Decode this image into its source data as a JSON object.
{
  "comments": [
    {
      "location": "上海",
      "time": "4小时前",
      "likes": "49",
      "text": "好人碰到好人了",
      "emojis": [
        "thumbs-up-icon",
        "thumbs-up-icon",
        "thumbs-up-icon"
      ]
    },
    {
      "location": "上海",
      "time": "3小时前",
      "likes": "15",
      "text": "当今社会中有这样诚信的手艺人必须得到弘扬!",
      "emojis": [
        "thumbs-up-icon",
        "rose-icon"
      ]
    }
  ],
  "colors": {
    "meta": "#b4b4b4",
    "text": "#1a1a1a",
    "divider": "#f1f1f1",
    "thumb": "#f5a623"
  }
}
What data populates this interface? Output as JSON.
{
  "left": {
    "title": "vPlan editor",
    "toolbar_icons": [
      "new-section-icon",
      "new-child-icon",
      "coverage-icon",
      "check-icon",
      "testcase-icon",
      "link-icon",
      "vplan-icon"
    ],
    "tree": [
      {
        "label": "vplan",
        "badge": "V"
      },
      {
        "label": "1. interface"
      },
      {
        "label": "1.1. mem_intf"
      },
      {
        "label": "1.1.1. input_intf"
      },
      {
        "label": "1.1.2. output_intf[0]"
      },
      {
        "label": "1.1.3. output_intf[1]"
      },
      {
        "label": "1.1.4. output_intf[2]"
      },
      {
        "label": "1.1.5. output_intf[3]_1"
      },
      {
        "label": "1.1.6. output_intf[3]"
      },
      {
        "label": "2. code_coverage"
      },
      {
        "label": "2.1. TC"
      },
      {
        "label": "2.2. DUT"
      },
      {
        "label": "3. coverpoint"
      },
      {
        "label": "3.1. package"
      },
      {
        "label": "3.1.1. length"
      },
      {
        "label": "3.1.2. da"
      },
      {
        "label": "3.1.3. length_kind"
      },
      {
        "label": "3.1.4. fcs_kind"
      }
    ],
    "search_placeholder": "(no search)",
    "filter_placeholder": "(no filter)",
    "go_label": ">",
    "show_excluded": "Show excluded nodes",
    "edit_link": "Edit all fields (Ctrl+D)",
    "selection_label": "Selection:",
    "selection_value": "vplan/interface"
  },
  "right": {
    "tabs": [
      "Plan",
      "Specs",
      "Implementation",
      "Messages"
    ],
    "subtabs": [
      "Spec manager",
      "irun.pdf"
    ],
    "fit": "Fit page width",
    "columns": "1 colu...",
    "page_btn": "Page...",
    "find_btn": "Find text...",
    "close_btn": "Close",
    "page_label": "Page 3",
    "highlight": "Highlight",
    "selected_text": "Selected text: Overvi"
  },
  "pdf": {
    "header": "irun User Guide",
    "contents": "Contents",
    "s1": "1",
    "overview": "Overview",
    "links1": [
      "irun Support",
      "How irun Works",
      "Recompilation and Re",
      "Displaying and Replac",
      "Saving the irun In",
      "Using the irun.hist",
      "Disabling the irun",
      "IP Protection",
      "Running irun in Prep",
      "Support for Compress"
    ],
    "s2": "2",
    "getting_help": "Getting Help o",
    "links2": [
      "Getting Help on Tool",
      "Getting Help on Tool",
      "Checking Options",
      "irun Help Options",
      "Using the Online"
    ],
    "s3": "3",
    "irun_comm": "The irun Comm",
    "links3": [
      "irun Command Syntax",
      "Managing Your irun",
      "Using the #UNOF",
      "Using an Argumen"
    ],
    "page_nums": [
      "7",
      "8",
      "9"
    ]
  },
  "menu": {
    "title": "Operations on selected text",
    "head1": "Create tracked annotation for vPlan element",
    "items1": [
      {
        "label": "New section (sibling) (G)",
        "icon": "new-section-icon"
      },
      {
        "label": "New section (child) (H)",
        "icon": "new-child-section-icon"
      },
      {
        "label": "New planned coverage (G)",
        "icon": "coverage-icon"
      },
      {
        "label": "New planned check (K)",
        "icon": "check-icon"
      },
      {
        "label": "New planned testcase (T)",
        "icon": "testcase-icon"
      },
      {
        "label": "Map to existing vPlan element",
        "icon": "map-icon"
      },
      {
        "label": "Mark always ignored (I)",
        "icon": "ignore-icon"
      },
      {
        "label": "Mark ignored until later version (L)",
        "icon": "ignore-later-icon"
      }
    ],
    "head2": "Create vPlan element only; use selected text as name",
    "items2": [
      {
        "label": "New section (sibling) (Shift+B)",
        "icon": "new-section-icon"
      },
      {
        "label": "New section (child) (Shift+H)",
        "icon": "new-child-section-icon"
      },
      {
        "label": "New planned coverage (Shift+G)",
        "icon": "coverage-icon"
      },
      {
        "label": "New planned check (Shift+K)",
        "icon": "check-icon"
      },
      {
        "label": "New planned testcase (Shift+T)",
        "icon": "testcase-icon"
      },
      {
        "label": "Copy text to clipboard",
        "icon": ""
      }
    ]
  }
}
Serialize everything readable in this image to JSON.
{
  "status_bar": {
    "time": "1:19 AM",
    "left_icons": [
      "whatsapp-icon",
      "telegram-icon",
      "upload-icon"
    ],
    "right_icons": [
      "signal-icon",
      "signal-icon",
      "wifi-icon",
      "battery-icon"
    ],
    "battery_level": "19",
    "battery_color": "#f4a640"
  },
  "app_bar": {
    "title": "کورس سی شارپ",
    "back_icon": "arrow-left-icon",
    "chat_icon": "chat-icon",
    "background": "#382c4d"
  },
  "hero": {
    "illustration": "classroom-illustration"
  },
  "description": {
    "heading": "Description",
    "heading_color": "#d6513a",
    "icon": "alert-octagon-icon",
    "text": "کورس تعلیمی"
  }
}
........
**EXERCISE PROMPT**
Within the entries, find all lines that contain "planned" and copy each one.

**WRITTEN ANSWER**
        "label": "New planned coverage (G)",
        "label": "New planned check (K)",
        "label": "New planned testcase (T)",
        "label": "New planned coverage (Shift+G)",
        "label": "New planned check (Shift+K)",
        "label": "New planned testcase (Shift+T)",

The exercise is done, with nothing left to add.